──────── INPUT RECORDS

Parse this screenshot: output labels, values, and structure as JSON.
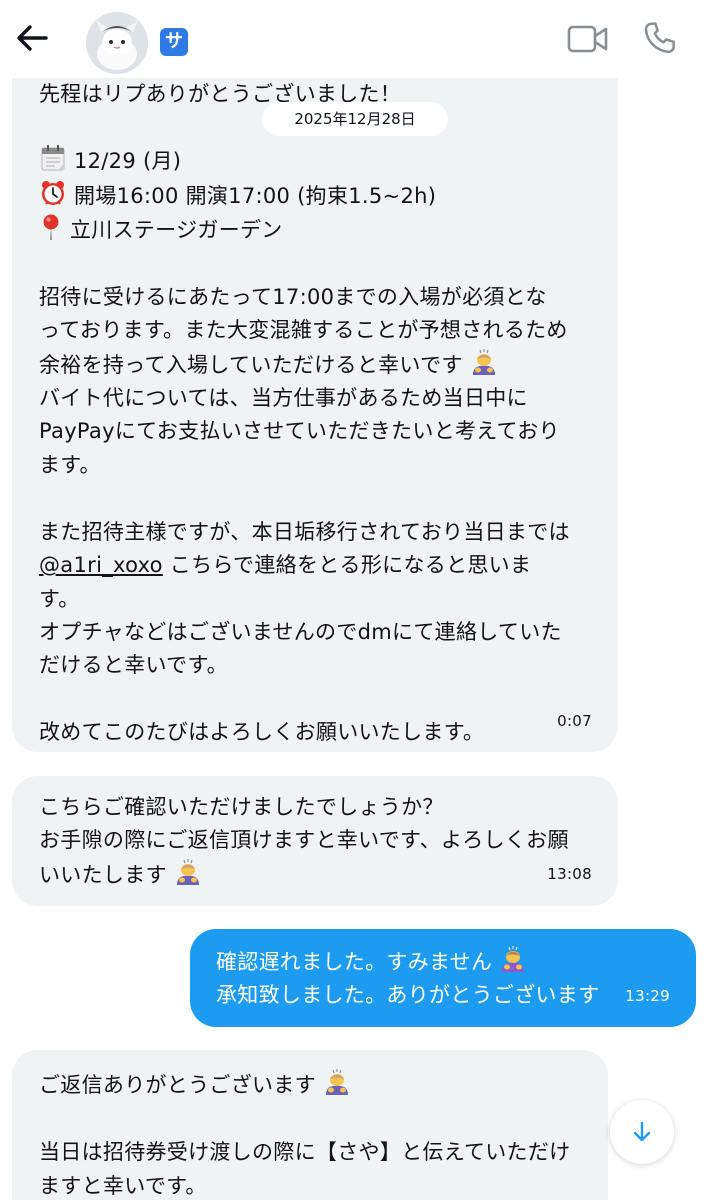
{
  "header": {
    "badge": "サ",
    "icons": [
      "back-arrow-icon",
      "video-camera-icon",
      "phone-icon"
    ]
  },
  "date_separator": "2025年12月28日",
  "messages": [
    {
      "direction": "incoming",
      "lines": {
        "l1": "先程はリプありがとうございました！",
        "l2": "12/29 (月)",
        "l3": "開場16:00 開演17:00 (拘束1.5~2h)",
        "l4": "立川ステージガーデン",
        "l5": "招待に受けるにあたって17:00までの入場が必須とな",
        "l6": "っております。また大変混雑することが予想されるため",
        "l7": "余裕を持って入場していただけると幸いです",
        "l8": "バイト代については、当方仕事があるため当日中に",
        "l9": "PayPayにてお支払いさせていただきたいと考えており",
        "l10": "ます。",
        "l11": "また招待主様ですが、本日垢移行されており当日までは",
        "l12_mention": "@a1ri_xoxo",
        "l12_rest": " こちらで連絡をとる形になると思いま",
        "l13": "す。",
        "l14": "オプチャなどはございませんのでdmにて連絡していた",
        "l15": "だけると幸いです。",
        "l16": "改めてこのたびはよろしくお願いいたします。"
      },
      "time": "0:07"
    },
    {
      "direction": "incoming",
      "lines": {
        "l1": "こちらご確認いただけましたでしょうか？",
        "l2": "お手隙の際にご返信頂けますと幸いです、よろしくお願",
        "l3": "いいたします"
      },
      "time": "13:08"
    },
    {
      "direction": "outgoing",
      "lines": {
        "l1": "確認遅れました。すみません",
        "l2": "承知致しました。ありがとうございます"
      },
      "time": "13:29"
    },
    {
      "direction": "incoming",
      "lines": {
        "l1": "ご返信ありがとうございます",
        "l2": "当日は招待券受け渡しの際に【さや】と伝えていただけ",
        "l3": "ますと幸いです。"
      }
    }
  ],
  "emoji_icons": [
    "calendar-icon",
    "alarm-clock-icon",
    "round-pushpin-icon",
    "bowing-person-icon"
  ],
  "colors": {
    "incoming_bubble": "#eff3f4",
    "outgoing_bubble": "#1d9bf0",
    "badge": "#2f7be6",
    "accent": "#1d9bf0"
  }
}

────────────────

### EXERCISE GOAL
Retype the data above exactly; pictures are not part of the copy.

### YOUR SOLUTION
Parse this screenshot: output labels, values, and structure as JSON.
{
  "header": {
    "badge": "サ",
    "icons": [
      "back-arrow-icon",
      "video-camera-icon",
      "phone-icon"
    ]
  },
  "date_separator": "2025年12月28日",
  "messages": [
    {
      "direction": "incoming",
      "lines": {
        "l1": "先程はリプありがとうございました！",
        "l2": "12/29 (月)",
        "l3": "開場16:00 開演17:00 (拘束1.5~2h)",
        "l4": "立川ステージガーデン",
        "l5": "招待に受けるにあたって17:00までの入場が必須とな",
        "l6": "っております。また大変混雑することが予想されるため",
        "l7": "余裕を持って入場していただけると幸いです",
        "l8": "バイト代については、当方仕事があるため当日中に",
        "l9": "PayPayにてお支払いさせていただきたいと考えており",
        "l10": "ます。",
        "l11": "また招待主様ですが、本日垢移行されており当日までは",
        "l12_mention": "@a1ri_xoxo",
        "l12_rest": " こちらで連絡をとる形になると思いま",
        "l13": "す。",
        "l14": "オプチャなどはございませんのでdmにて連絡していた",
        "l15": "だけると幸いです。",
        "l16": "改めてこのたびはよろしくお願いいたします。"
      },
      "time": "0:07"
    },
    {
      "direction": "incoming",
      "lines": {
        "l1": "こちらご確認いただけましたでしょうか？",
        "l2": "お手隙の際にご返信頂けますと幸いです、よろしくお願",
        "l3": "いいたします"
      },
      "time": "13:08"
    },
    {
      "direction": "outgoing",
      "lines": {
        "l1": "確認遅れました。すみません",
        "l2": "承知致しました。ありがとうございます"
      },
      "time": "13:29"
    },
    {
      "direction": "incoming",
      "lines": {
        "l1": "ご返信ありがとうございます",
        "l2": "当日は招待券受け渡しの際に【さや】と伝えていただけ",
        "l3": "ますと幸いです。"
      }
    }
  ],
  "emoji_icons": [
    "calendar-icon",
    "alarm-clock-icon",
    "round-pushpin-icon",
    "bowing-person-icon"
  ],
  "colors": {
    "incoming_bubble": "#eff3f4",
    "outgoing_bubble": "#1d9bf0",
    "badge": "#2f7be6",
    "accent": "#1d9bf0"
  }
}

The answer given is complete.